* [DESCRIPTION OF THE TASK]: All entries must be repeated exactly; do not include the pictures.

Component data from apps and pages
● ● ●

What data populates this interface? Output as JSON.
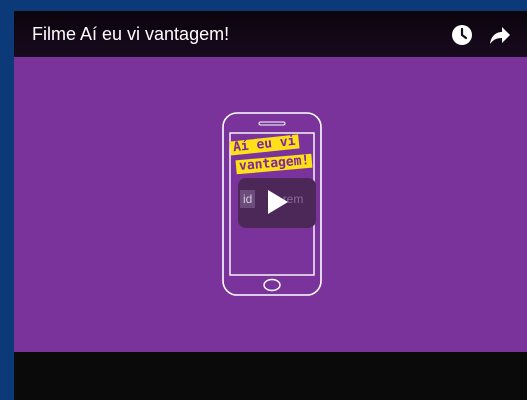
{
  "video": {
    "title": "Filme Aí eu vi vantagem!",
    "background_color": "#7a339a"
  },
  "controls": {
    "watch_later_icon": "clock-icon",
    "share_icon": "share-arrow-icon"
  },
  "sticker": {
    "line1": "Aí eu vi",
    "line2": "vantagem!"
  },
  "thumbnail": {
    "logo_prefix": "id",
    "logo_suffix": "rem",
    "play_icon": "play-icon"
  }
}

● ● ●

* [RESPONSE BOX]:
What data populates this interface? Output as JSON.
{
  "video": {
    "title": "Filme Aí eu vi vantagem!",
    "background_color": "#7a339a"
  },
  "controls": {
    "watch_later_icon": "clock-icon",
    "share_icon": "share-arrow-icon"
  },
  "sticker": {
    "line1": "Aí eu vi",
    "line2": "vantagem!"
  },
  "thumbnail": {
    "logo_prefix": "id",
    "logo_suffix": "rem",
    "play_icon": "play-icon"
  }
}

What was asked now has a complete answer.